This chapter is concerned with the contributor guidelines. Here, you can find useful information
- remote modules,
- how to submit them,
- what are the acceptance/release policies
- what are the licence compliances
A wiki page is also available here : http://wiki.orfeo-toolbox.org/index.php/Contributors_guidelines.
- This section has to be reviewed by PSC
- Some guidelines only apply after modularization is completed
Contributions through Remote Modules is the preferred way if your contribution is about adding new
classes or application to bring new features to OTB. Please also refer to ITK guidelines for remote modules
Remote modules are just like regular modules, except they are not distributed inside OTB source
In the Modules/Remote folder of the OTB sources, you can add any number of directories containing valid
modules. You will then be able to activate those module through CMake configuration, and build
But there is more. Let assume that you have a valid remote module, hosted somewhere on a Git repository.
We can add a special CMake file in the Modules/Remote that will tell CMake that this remote module is
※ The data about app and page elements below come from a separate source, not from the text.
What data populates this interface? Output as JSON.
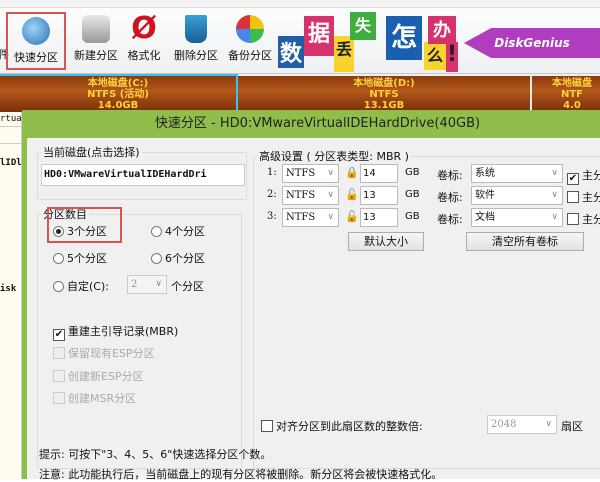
{
  "toolbar": {
    "buttons": [
      {
        "label": "快速分区",
        "icon": "quick-partition-icon"
      },
      {
        "label": "新建分区",
        "icon": "new-partition-icon"
      },
      {
        "label": "格式化",
        "icon": "format-icon"
      },
      {
        "label": "删除分区",
        "icon": "delete-partition-icon"
      },
      {
        "label": "备份分区",
        "icon": "backup-partition-icon"
      }
    ],
    "left_cut": "件"
  },
  "banner": {
    "chars": [
      "数",
      "据",
      "丢",
      "失",
      "怎",
      "么",
      "办",
      "!"
    ],
    "brand": "DiskGenius"
  },
  "disk_map": [
    {
      "name": "本地磁盘(C:)",
      "fs": "NTFS (活动)",
      "size": "14.0GB"
    },
    {
      "name": "本地磁盘(D:)",
      "fs": "NTFS",
      "size": "13.1GB"
    },
    {
      "name": "本地磁盘",
      "fs": "NTF",
      "size": "4.0"
    }
  ],
  "left_pane": {
    "lines": [
      "rtual",
      "lIDl",
      "isk"
    ]
  },
  "dialog": {
    "title": "快速分区 - HD0:VMwareVirtualIDEHardDrive(40GB)",
    "current_disk": {
      "label": "当前磁盘(点击选择)",
      "value": "HD0:VMwareVirtualIDEHardDri"
    },
    "partition_count": {
      "label": "分区数目",
      "options": [
        "3个分区",
        "4个分区",
        "5个分区",
        "6个分区"
      ],
      "selected": "3个分区",
      "custom_label": "自定(C):",
      "custom_value": "2",
      "custom_suffix": "个分区"
    },
    "options": [
      {
        "label": "重建主引导记录(MBR)",
        "checked": true,
        "enabled": true
      },
      {
        "label": "保留现有ESP分区",
        "checked": false,
        "enabled": false
      },
      {
        "label": "创建新ESP分区",
        "checked": false,
        "enabled": false
      },
      {
        "label": "创建MSR分区",
        "checked": false,
        "enabled": false
      }
    ],
    "advanced": {
      "label": "高级设置 ( 分区表类型: MBR )",
      "unit": "GB",
      "vol_label": "卷标:",
      "primary": "主分",
      "rows": [
        {
          "index": "1:",
          "fs": "NTFS",
          "size": "14",
          "locked": true,
          "volume": "系统",
          "primary": true
        },
        {
          "index": "2:",
          "fs": "NTFS",
          "size": "13",
          "locked": false,
          "volume": "软件",
          "primary": false
        },
        {
          "index": "3:",
          "fs": "NTFS",
          "size": "13",
          "locked": false,
          "volume": "文档",
          "primary": false
        }
      ],
      "default_size_btn": "默认大小",
      "clear_labels_btn": "清空所有卷标",
      "align_label": "对齐分区到此扇区数的整数倍:",
      "align_value": "2048",
      "align_unit": "扇区"
    },
    "hint": "提示: 可按下\"3、4、5、6\"快速选择分区个数。",
    "note": "注意: 此功能执行后，当前磁盘上的现有分区将被删除。新分区将会被快速格式化。"
  }
}
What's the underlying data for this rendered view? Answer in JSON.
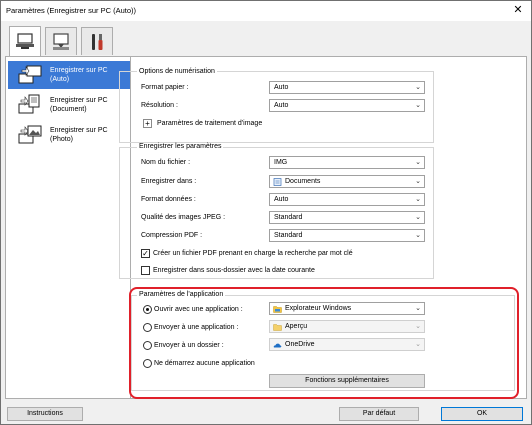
{
  "window": {
    "title": "Paramètres (Enregistrer sur PC (Auto))",
    "close_glyph": "✕"
  },
  "tabs": [
    {
      "icon": "computer-scan-icon"
    },
    {
      "icon": "scanner-icon"
    },
    {
      "icon": "tools-icon"
    }
  ],
  "sidebar": {
    "items": [
      {
        "label": "Enregistrer sur PC (Auto)"
      },
      {
        "label": "Enregistrer sur PC (Document)"
      },
      {
        "label": "Enregistrer sur PC (Photo)"
      }
    ]
  },
  "scan_options": {
    "title": "Options de numérisation",
    "paper_size": {
      "label": "Format papier :",
      "value": "Auto"
    },
    "resolution": {
      "label": "Résolution :",
      "value": "Auto"
    },
    "image_processing": {
      "label": "Paramètres de traitement d'image"
    }
  },
  "save_settings": {
    "title": "Enregistrer les paramètres",
    "file_name": {
      "label": "Nom du fichier :",
      "value": "IMG"
    },
    "save_in": {
      "label": "Enregistrer dans :",
      "value": "Documents"
    },
    "data_format": {
      "label": "Format données :",
      "value": "Auto"
    },
    "jpeg_quality": {
      "label": "Qualité des images JPEG :",
      "value": "Standard"
    },
    "pdf_compression": {
      "label": "Compression PDF :",
      "value": "Standard"
    },
    "searchable_pdf": {
      "label": "Créer un fichier PDF prenant en charge la recherche par mot clé",
      "checked": true
    },
    "date_subfolder": {
      "label": "Enregistrer dans sous-dossier avec la date courante",
      "checked": false
    }
  },
  "app_settings": {
    "title": "Paramètres de l'application",
    "open_app": {
      "label": "Ouvrir avec une application :",
      "value": "Explorateur Windows",
      "selected": true
    },
    "send_app": {
      "label": "Envoyer à une application :",
      "value": "Aperçu",
      "selected": false
    },
    "send_folder": {
      "label": "Envoyer à un dossier :",
      "value": "OneDrive",
      "selected": false
    },
    "no_app": {
      "label": "Ne démarrez aucune application",
      "selected": false
    },
    "more_functions": "Fonctions supplémentaires"
  },
  "footer": {
    "instructions": "Instructions",
    "defaults": "Par défaut",
    "ok": "OK"
  },
  "highlight_color": "#e0202a",
  "selection_color": "#3b79d6"
}
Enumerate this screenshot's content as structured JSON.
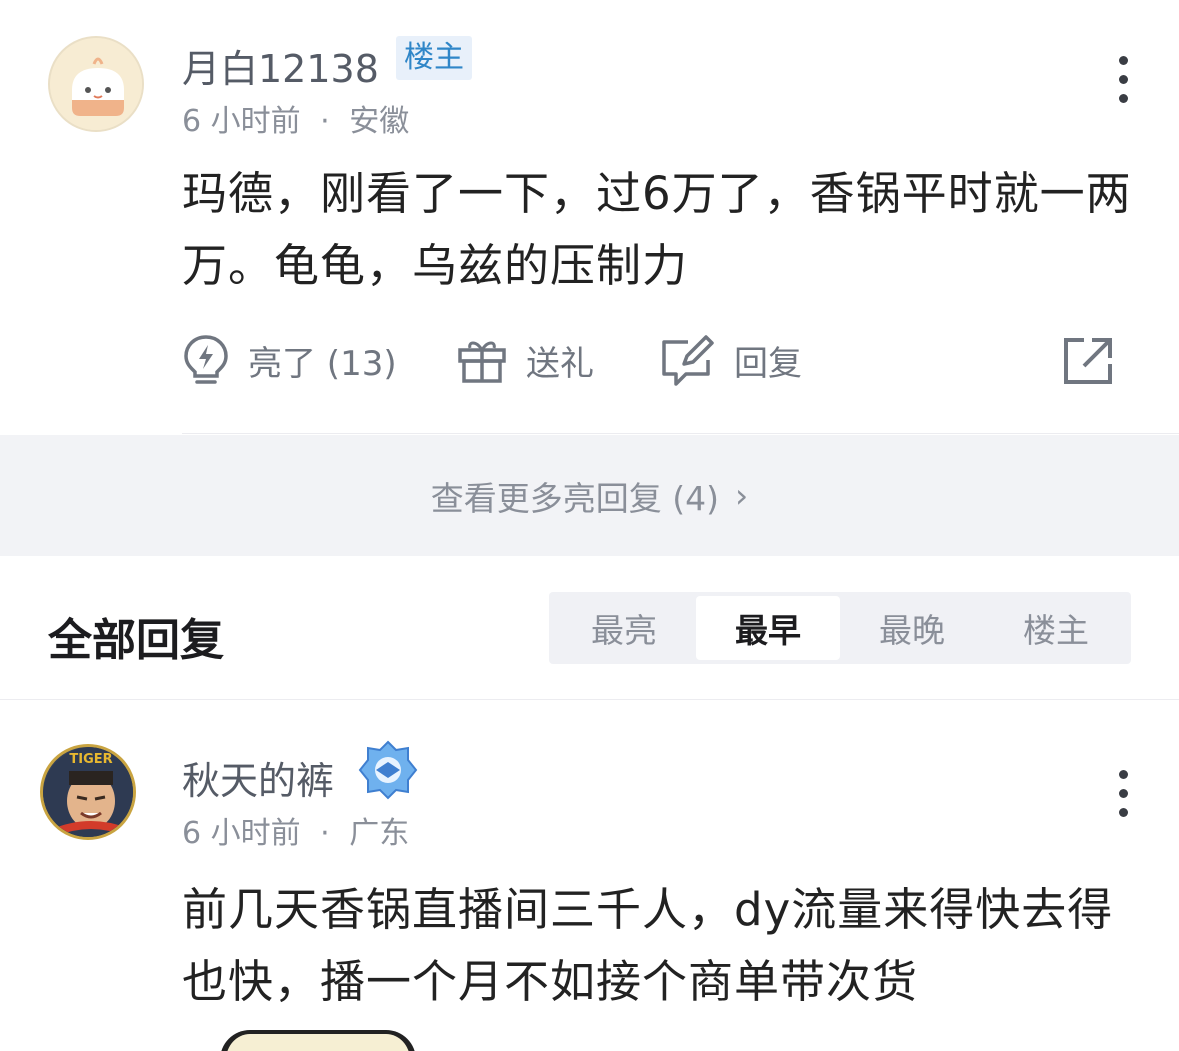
{
  "post1": {
    "username": "月白12138",
    "op_badge": "楼主",
    "time": "6 小时前",
    "separator": "·",
    "location": "安徽",
    "content": "玛德，刚看了一下，过6万了，香锅平时就一两万。龟龟，乌兹的压制力",
    "actions": {
      "like_label": "亮了 (13)",
      "gift_label": "送礼",
      "reply_label": "回复"
    },
    "icons": [
      "avatar-icon",
      "more-icon",
      "lightbulb-icon",
      "gift-icon",
      "reply-edit-icon",
      "share-icon"
    ]
  },
  "more_replies": {
    "label": "查看更多亮回复 (4)",
    "chevron": "›"
  },
  "section": {
    "title": "全部回复",
    "sort_tabs": [
      "最亮",
      "最早",
      "最晚",
      "楼主"
    ],
    "active_tab": "最早"
  },
  "post2": {
    "username": "秋天的裤",
    "time": "6 小时前",
    "separator": "·",
    "location": "广东",
    "content": "前几天香锅直播间三千人，dy流量来得快去得也快，播一个月不如接个商单带次货",
    "avatar_text": "TIGER"
  },
  "colors": {
    "badge_bg": "#e8f0fa",
    "badge_text": "#2f86c8",
    "muted": "#8a8f99",
    "active_tab_bg": "#ffffff",
    "bar_bg": "#f2f3f6"
  }
}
available, and can be activated during CMake configuration. Upon activation, CMake will first
checkout the remote module source code into Modules/Remote, and then build it as a regular
But there is more. Once the CMake file describing your module is added into Remote/Modules, you can
benefit from OTB development services just like any other module: dashboard build, packaging, doxygen
To make it short, by contributing a remote module:
- You still host the code of your contribution, which is not mixed with other parts of OTB,
- Any user building OTB will be able to fetch and build your module,
- Your module will be built on dashboard, packaged for official releases and documented by
OTB automatic documentation processes,
- You do not need permissions to push changesets on OTB repositories.
- Follow the instructions on writing a remote module in order to have a working remote module
inside your local source code tree (31.1).
- Host the remote module code on a publicly available git repository. If you do not have access
to a git server, bitbucket or github can provide this service for you.
- Write a short email to the otb-developers list, detailing your contributed remote module, and
providing the cmake file to add into Modules/Remote so as to get it into OTB, as well as
evidence that you comply with the remote module policy (see below).
- Remote module acceptance policy compliance will be checked by the otb-developers list,
- Acceptance of remote module is submitted to vote on otb-developers (to be reviewed by PSC).
If accepted, your CMake file will be placed into the Modules/Remote folder inside OTB source
During the OTB release process, all module complying with the remote module release policy will be
packaged along with standard modules.
A remote module can be removed from Modules/Remote (this only requires to remove the CMake file
describing it), if:
- It does no longer comply with the remote module acceptance policy (in which case the
decision is submitted to vote on otb-developers),
- The author of the remote module ask to remove it.
So as to get your module accepted as an official remote module, you should comply with the
- Remote module source code should be hosted on a publicly available Git repository
- Author of the remote module should be identified and registered to otb-developers mailing list
- Author of the remote module accepts to be contacted by developers or users regarding issues
with his module (on a best effort basis),
- Remote module source code should comply with OTB style as much as possible,
- Remote module source code should be documented using doxygen tags,
- Remote module should provide a minimal set of tests to ensure build of template code and
basic non-regression testing,
- Remote module should come with a form of documentation (website, publication, readme file
- Remote module should not embed code from any third party software (unless strong
arguments are given by the author, in which case an exception can be made),
- Remote module should avoid depending on new third parties if possible,
- Remote module author should be the copyright owner and comply with licences of any third
party, which in turn should comply with terms of OTB licence (to be reviewed by PSC)
- Author of remote module should provide a small description of the remote module to be added
on OTB website.
An internal module should never depend on a remote module whatsoever.
During the OTB release process, a remote module will be included in source and binary packages
- Dashboard submission exist and show that the remote module:
- Builds on all plateform,
- Passes all tests on the reference platform,
- Does not have any test crashing (i.e. failing with core dump or memory issues) on
- The remote module complies with the remote module acceptance policy at the time of the Release
Developers will notify remote modules authors of existing issues at Release Candidate. If by 3 day to the
final release dates, some issues listed above still exist, the remote module will be removed from the release
source and binary packages.
Moreover, remote module bringing in new third party dependencies will not be included in binary